To help you understand why a stock can lose all its value, we should review how stock price is determined. Specifically, the value of a stock is determined by the basic relationship between supply and demand. If a lot of people want a stock (demand is high), then the price will rise. If a lot of people don't want a stock (demand is low), then the price will fall. (For a deeper look into supply and demand and other economic concepts, check out our deep dive into the basics of Economics.)
If a stock's demand sinks dramatically, it will lose much (if not all) of its value. The main factor determining the demand for a stock is the quality of the company itself. If the company is fundamentally strong, that is, if it is generating positive income, its stock is less likely to lose value.
So, although stocks carry some risk, it would not be accurate to say that a loss in a stock's value is completely arbitrary. There are other factors that drive supply and demand for companies. (If you want to learn more, take a look at our guide on the basics of Stocks.)
The effects of a stock losing all its value will be different for a long position than for a short position. Someone holding a long position (owns the stock) is, of course, hoping the investment will appreciate. A drop in price to zero means the investor loses his or her entire investment – a return of -100%.
Conversely, a complete loss in a stock's value is the best possible scenario for an investor holding a short position in the stock. Because the stock is worthless, the investor holding a short position does not have to buy back the shares and return them to the lender (usually a broker), which means the short position gains a 100% return. Bear in mind that if you are uncertain about whether a stock is able to lose all its value, it is probably not advisable to engage in the advanced practice of short selling securities. Short selling is a speculative strategy and the downside risk of a short position is much greater than that of a long position.
To summarize, yes, a stock can lose its entire value.
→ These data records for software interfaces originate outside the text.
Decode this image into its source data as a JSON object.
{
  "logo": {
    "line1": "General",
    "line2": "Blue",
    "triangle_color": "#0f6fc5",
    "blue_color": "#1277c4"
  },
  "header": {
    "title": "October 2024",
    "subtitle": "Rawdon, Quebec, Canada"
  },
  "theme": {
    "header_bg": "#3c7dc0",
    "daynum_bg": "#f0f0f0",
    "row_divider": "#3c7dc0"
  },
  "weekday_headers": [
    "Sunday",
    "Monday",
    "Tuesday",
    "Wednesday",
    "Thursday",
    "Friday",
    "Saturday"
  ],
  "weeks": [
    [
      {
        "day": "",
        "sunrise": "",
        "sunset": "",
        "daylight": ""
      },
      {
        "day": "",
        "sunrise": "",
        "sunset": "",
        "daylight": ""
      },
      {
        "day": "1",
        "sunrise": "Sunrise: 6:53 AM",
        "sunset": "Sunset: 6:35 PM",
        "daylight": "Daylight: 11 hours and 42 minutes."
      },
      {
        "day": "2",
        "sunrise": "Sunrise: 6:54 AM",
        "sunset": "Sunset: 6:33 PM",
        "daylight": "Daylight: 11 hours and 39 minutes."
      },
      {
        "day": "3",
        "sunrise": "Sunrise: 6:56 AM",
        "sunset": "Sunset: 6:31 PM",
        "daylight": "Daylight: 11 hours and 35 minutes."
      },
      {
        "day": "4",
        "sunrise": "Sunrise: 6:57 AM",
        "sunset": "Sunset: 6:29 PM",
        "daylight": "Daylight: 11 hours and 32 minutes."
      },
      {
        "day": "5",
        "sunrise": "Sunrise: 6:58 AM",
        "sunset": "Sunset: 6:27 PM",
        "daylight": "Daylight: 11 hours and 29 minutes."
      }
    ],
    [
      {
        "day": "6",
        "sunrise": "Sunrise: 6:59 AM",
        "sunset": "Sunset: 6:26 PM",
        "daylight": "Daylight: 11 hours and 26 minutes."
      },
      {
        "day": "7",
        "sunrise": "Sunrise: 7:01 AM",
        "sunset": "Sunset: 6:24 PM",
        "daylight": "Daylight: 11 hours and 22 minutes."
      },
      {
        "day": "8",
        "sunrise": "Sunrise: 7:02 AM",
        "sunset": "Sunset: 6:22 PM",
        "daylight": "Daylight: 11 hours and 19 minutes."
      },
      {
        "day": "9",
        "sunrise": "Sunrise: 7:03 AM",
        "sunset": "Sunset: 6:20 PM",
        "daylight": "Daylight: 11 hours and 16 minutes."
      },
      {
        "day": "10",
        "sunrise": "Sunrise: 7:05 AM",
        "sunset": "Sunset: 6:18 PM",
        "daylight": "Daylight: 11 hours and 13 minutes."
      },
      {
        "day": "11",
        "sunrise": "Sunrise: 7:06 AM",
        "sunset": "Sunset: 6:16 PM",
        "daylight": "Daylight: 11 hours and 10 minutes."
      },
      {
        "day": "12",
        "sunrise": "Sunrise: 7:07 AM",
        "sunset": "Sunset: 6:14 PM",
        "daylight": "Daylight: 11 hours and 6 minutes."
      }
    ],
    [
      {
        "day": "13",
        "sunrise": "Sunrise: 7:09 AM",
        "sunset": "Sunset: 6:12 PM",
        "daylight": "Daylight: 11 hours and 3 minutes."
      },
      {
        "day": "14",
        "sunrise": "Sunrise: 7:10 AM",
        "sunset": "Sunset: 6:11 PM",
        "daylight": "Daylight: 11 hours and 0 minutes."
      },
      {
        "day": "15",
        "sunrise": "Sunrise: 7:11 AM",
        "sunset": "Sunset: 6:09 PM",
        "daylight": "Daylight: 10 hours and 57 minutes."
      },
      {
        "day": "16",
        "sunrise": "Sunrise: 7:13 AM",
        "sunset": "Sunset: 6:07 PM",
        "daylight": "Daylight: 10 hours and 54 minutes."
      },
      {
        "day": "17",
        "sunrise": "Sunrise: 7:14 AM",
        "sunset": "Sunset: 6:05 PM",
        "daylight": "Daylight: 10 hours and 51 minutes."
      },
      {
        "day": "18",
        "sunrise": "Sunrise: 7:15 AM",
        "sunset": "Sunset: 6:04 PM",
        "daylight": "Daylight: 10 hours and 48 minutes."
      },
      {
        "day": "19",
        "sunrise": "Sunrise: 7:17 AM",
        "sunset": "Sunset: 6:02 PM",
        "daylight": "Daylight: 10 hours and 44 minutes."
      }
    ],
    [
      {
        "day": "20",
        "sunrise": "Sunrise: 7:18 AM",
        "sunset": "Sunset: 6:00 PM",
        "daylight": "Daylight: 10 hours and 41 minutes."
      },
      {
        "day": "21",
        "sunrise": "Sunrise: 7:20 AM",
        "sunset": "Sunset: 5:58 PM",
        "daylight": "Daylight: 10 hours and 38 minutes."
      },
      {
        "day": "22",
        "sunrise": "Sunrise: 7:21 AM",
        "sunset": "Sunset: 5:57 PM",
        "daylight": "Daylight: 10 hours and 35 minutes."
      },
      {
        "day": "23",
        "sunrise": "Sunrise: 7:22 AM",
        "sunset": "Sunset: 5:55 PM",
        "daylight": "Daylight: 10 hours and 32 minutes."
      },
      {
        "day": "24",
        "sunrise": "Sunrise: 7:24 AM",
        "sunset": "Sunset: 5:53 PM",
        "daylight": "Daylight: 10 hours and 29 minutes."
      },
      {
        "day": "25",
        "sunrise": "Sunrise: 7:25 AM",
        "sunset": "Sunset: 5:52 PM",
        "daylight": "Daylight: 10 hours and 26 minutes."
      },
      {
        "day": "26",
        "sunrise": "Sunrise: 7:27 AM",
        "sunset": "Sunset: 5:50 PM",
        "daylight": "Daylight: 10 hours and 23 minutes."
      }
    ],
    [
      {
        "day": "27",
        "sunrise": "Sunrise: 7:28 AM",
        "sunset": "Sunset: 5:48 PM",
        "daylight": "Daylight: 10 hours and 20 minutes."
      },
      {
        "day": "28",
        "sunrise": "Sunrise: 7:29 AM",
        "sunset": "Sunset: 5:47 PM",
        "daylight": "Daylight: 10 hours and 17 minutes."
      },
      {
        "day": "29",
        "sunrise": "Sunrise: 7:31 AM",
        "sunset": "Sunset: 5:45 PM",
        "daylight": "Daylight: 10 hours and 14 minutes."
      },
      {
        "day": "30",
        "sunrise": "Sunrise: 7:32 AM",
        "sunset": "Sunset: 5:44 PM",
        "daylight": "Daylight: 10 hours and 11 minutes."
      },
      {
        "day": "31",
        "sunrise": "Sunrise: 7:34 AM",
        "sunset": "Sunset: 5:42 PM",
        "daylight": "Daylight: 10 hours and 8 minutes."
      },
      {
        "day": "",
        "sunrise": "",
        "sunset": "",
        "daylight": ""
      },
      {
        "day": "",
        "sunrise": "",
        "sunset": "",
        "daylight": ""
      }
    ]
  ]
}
However, depending on the investor's position, the drop to worthlessness can be either good (short positions) or bad (long positions).